The Collaborative International Dictionary
Jears \Jears\, n. pl. (Naut.) See 1st Jeer (b) .
alt. (context nautical English) An assemblage or combination of tackles, for hoisting or lowering the yards of a ship. n. (context nautical English) An assemblage or combination of tackles, for hoisting or lowering the yards of a ship.
Usage examples of "jears".
Bush was attending to the preparation of the jears and tackle at the mainmast which would help to accomplish a great part of the lift.
Bush watched the jears, while Gerard at the main masthead attended to the slings.
Hornblower's calculating eye, measuring stresses and reactions, saw that the crisis was now come — the moment when the jears could raise the masthead no more and the final lifting must be accomplished by the pull of the backstays aft.
The jears had to be disconnected from the windlass and their work done by the backstays.

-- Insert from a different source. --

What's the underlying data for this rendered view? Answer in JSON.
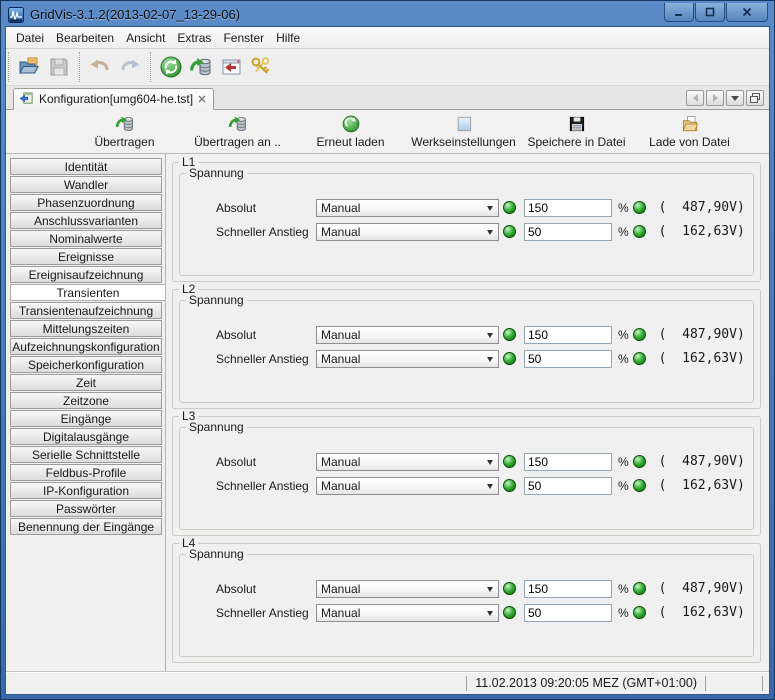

Nautical Objects: Seams and Spurkets, Parrels and Jears, Brales and Bunt-Lines.